OS: Windows XP and later; Mac OS 10.5 and Later (44.1kHz, 48kHz, 88.2kHz, 96 kHz),
Windows 7/Windows Vista (compatible with a specialized driver),
Mac OS 10.6 and later (44.1kHz, 48kHz, 88.2kHz, 96 kHz, 176.4 kHz, 192kHz)
So depending on operating system, you may need to install a special driver to go higher than 96k.
I am using ROCK, so it is Linux-based. I did not see the option to set limiting to disabled. Can you tell me where that option is found?
I was referring to the Device Setup Playback tab (marked 1. above). But it sounds like you may need specific drivers for the DAC, which may or may not be available on Linux. If 176.4kHz and 192kHz are in red (Bit-Perfect Format Support section (marked 2. above)) then the current ROCK driver doesn’t support those sample rates.
The driver filename for windows (and the fact that macOS doesn’t need one) suggests it’s just the basic ‘windows doesn’t do usb audio without drivers’ thing.
Have you already tried another PC or software player with 192kHz content? And did you already check the playback chain? Maybe there is no problem.

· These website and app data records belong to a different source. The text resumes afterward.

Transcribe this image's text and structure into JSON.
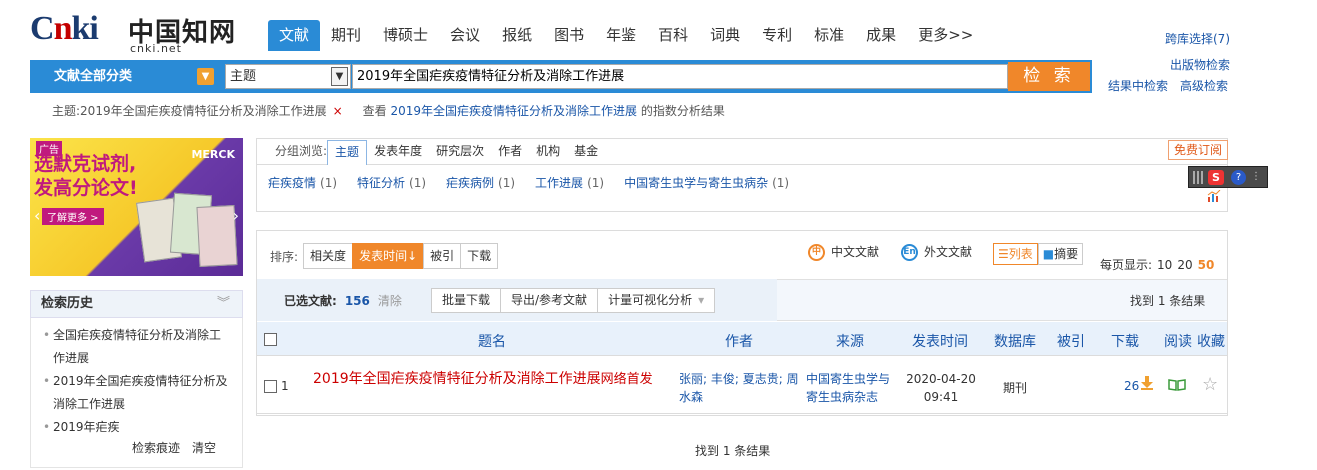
{
  "logo": {
    "cn": "Cnki",
    "zh": "中国知网",
    "url": "cnki.net"
  },
  "topnav": [
    "文献",
    "期刊",
    "博硕士",
    "会议",
    "报纸",
    "图书",
    "年鉴",
    "百科",
    "词典",
    "专利",
    "标准",
    "成果",
    "更多>>"
  ],
  "toplinks": {
    "cross": "跨库选择(7)",
    "publisher": "出版物检索"
  },
  "search": {
    "category": "文献全部分类",
    "field": "主题",
    "query": "2019年全国疟疾疫情特征分析及消除工作进展",
    "button": "检 索",
    "within": "结果中检索",
    "advanced": "高级检索"
  },
  "subject": {
    "label": "主题:2019年全国疟疾疫情特征分析及消除工作进展",
    "close": "×",
    "see": "查看",
    "link": "2019年全国疟疾疫情特征分析及消除工作进展",
    "tail": "的指数分析结果"
  },
  "ad": {
    "tag": "广告",
    "title1": "选默克试剂,",
    "title2": "发高分论文!",
    "brand": "MERCK",
    "more": "了解更多 >"
  },
  "history": {
    "title": "检索历史",
    "items": [
      "全国疟疾疫情特征分析及消除工作进展",
      "2019年全国疟疾疫情特征分析及消除工作进展",
      "2019年疟疾"
    ],
    "trace": "检索痕迹",
    "clear": "清空"
  },
  "group": {
    "label": "分组浏览:",
    "tabs": [
      "主题",
      "发表年度",
      "研究层次",
      "作者",
      "机构",
      "基金"
    ],
    "subscribe": "免费订阅",
    "items": [
      {
        "name": "疟疾疫情",
        "count": "(1)"
      },
      {
        "name": "特征分析",
        "count": "(1)"
      },
      {
        "name": "疟疾病例",
        "count": "(1)"
      },
      {
        "name": "工作进展",
        "count": "(1)"
      },
      {
        "name": "中国寄生虫学与寄生虫病杂",
        "count": "(1)"
      }
    ]
  },
  "sort": {
    "label": "排序:",
    "options": [
      "相关度",
      "发表时间",
      "被引",
      "下载"
    ]
  },
  "lang": {
    "cn": "中文文献",
    "en": "外文文献"
  },
  "view": {
    "list": "列表",
    "abstract": "摘要"
  },
  "perpage": {
    "label": "每页显示:",
    "options": [
      "10",
      "20",
      "50"
    ]
  },
  "selection": {
    "label": "已选文献:",
    "count": "156",
    "clear": "清除",
    "batch": "批量下载",
    "export": "导出/参考文献",
    "viz": "计量可视化分析"
  },
  "found": "找到 1 条结果",
  "table": {
    "headers": [
      "题名",
      "作者",
      "来源",
      "发表时间",
      "数据库",
      "被引",
      "下载",
      "阅读",
      "收藏"
    ]
  },
  "row": {
    "index": "1",
    "title": "2019年全国疟疾疫情特征分析及消除工作进展",
    "pub": "网络首发",
    "authors": "张丽; 丰俊; 夏志贵; 周水森",
    "source": "中国寄生虫学与寄生虫病杂志",
    "date": "2020-04-20",
    "time": "09:41",
    "db": "期刊",
    "downloads": "26"
  }
}
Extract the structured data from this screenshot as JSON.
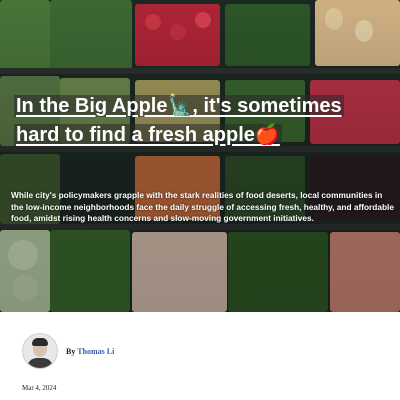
{
  "article": {
    "title_part1": "In the Big Apple",
    "title_emoji1": "🗽",
    "title_part2": ", it's sometimes hard to find a fresh apple",
    "title_emoji2": "🍎",
    "lede": "While city's policymakers grapple with the stark realities of food deserts, local communities in the low-income neighborhoods face the daily struggle of accessing fresh, healthy, and affordable food, amidst rising health concerns and slow-moving government initiatives."
  },
  "author": {
    "by_label": "By",
    "name": "Thomas Li"
  },
  "date": "Mar 4, 2024"
}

It does appear to be limitations associated with the ROCK driver
Hi @Shayne_Tenace ----- Thank you for the report and sharing your feedback with us. Both are appreciated.
We usually see this type of behavior when the DAC is connecting via USB 1.1 instead of 2.0, which we definitely support. 2.0 that is. I also noticed, as @lorin has pointed out, that the TAD website does not make mention of Linux, just Windows and OSX. Have you tried contacting them about Linux support with their devices? We are also going to try to get our hand on one for testing.

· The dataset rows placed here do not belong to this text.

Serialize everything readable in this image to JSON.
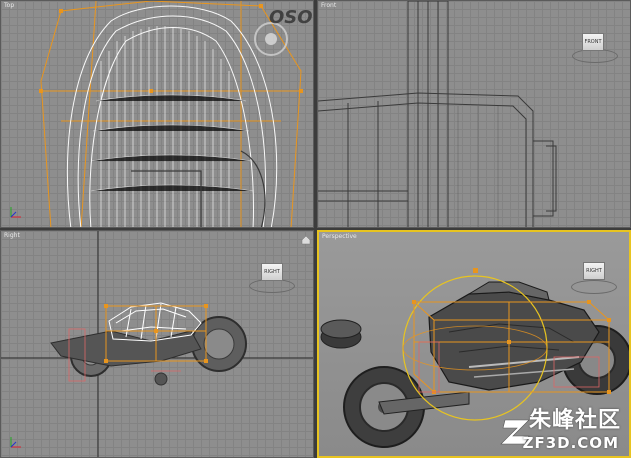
{
  "viewports": {
    "top": {
      "label": "Top"
    },
    "front": {
      "label": "Front",
      "cube_label": "FRONT"
    },
    "right": {
      "label": "Right",
      "cube_label": "RIGHT"
    },
    "perspective": {
      "label": "Perspective",
      "cube_label": "RIGHT"
    }
  },
  "watermark": {
    "text": "OSO"
  },
  "logo": {
    "main": "朱峰社区",
    "sub": "ZF3D.COM"
  },
  "colors": {
    "viewport_bg": "#8e8e8e",
    "active_border": "#e8c420",
    "wire_white": "#ffffff",
    "wire_orange": "#e8951e",
    "wire_dark": "#3a3a3a"
  }
}
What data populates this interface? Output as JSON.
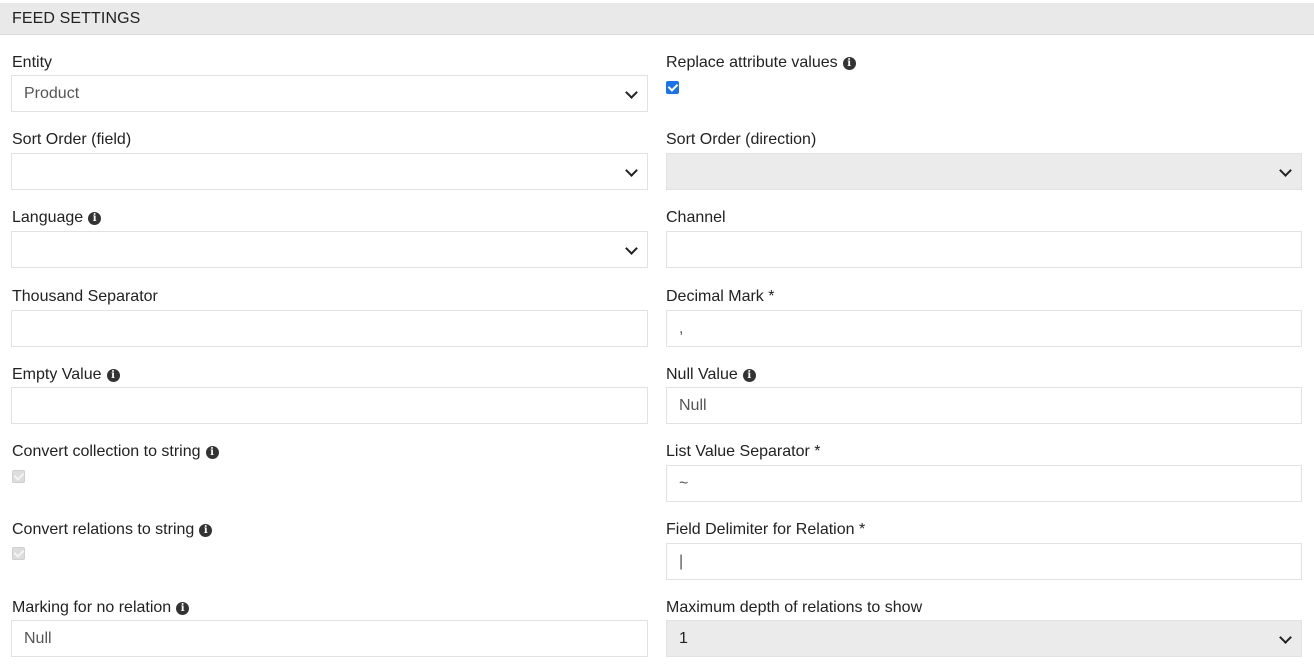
{
  "header": {
    "title": "FEED SETTINGS"
  },
  "left": {
    "entity": {
      "label": "Entity",
      "value": "Product"
    },
    "sort_field": {
      "label": "Sort Order (field)",
      "value": ""
    },
    "language": {
      "label": "Language",
      "value": ""
    },
    "thousand_separator": {
      "label": "Thousand Separator",
      "value": ""
    },
    "empty_value": {
      "label": "Empty Value",
      "value": ""
    },
    "convert_collection": {
      "label": "Convert collection to string",
      "checked": true,
      "disabled": true
    },
    "convert_relations": {
      "label": "Convert relations to string",
      "checked": true,
      "disabled": true
    },
    "no_relation_marking": {
      "label": "Marking for no relation",
      "value": "Null"
    }
  },
  "right": {
    "replace_attributes": {
      "label": "Replace attribute values",
      "checked": true
    },
    "sort_direction": {
      "label": "Sort Order (direction)",
      "value": ""
    },
    "channel": {
      "label": "Channel",
      "value": ""
    },
    "decimal_mark": {
      "label": "Decimal Mark *",
      "value": ","
    },
    "null_value": {
      "label": "Null Value",
      "value": "Null"
    },
    "list_separator": {
      "label": "List Value Separator *",
      "value": "~"
    },
    "relation_delimiter": {
      "label": "Field Delimiter for Relation *",
      "value": "|"
    },
    "max_depth": {
      "label": "Maximum depth of relations to show",
      "value": "1"
    }
  },
  "icons": {
    "info": "info-circle-icon",
    "dropdown": "chevron-down-icon",
    "check": "checkbox-check-icon"
  },
  "colors": {
    "header_bg": "#e9e9e9",
    "checkbox_active": "#1a73e8",
    "readonly_bg": "#ebebeb"
  }
}
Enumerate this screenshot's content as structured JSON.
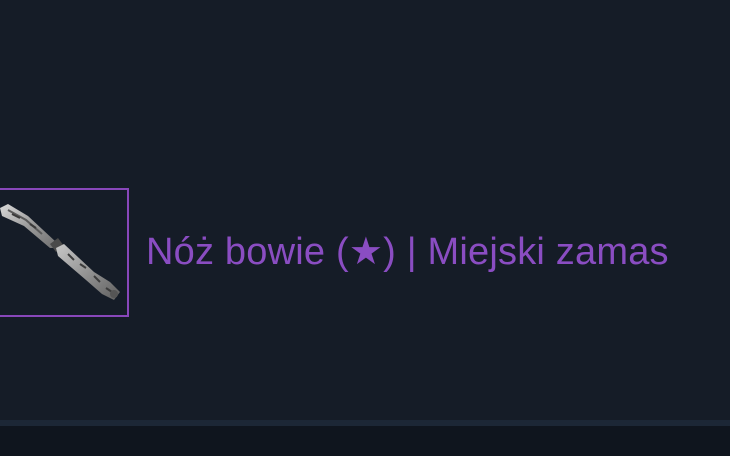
{
  "item": {
    "name": "Nóż bowie (★) | Miejski zamas",
    "rarity_color": "#8847ba",
    "thumbnail_icon": "bowie-knife-urban-masked-icon"
  },
  "theme": {
    "background": "#151c27",
    "footer": "#0f151e"
  }
}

ROCK uses Linux’s built-in USB Audio 2.0 support. Usually when devices fail to connect at USB 2.0 and fall back to USB 1.1 like this, it’s a sign that the manufacturer did not fully test them with Linux + work out any Linux-specific kinks.
We have seen issues like this with a minority of products (maybe 2-3 out of the 100+ we have in-house).
Unfortunately, we have never laid hands on this model–but as @eric mentioned we will try to get ahold of one and see what’s up or if we can provide TAD with any guidance.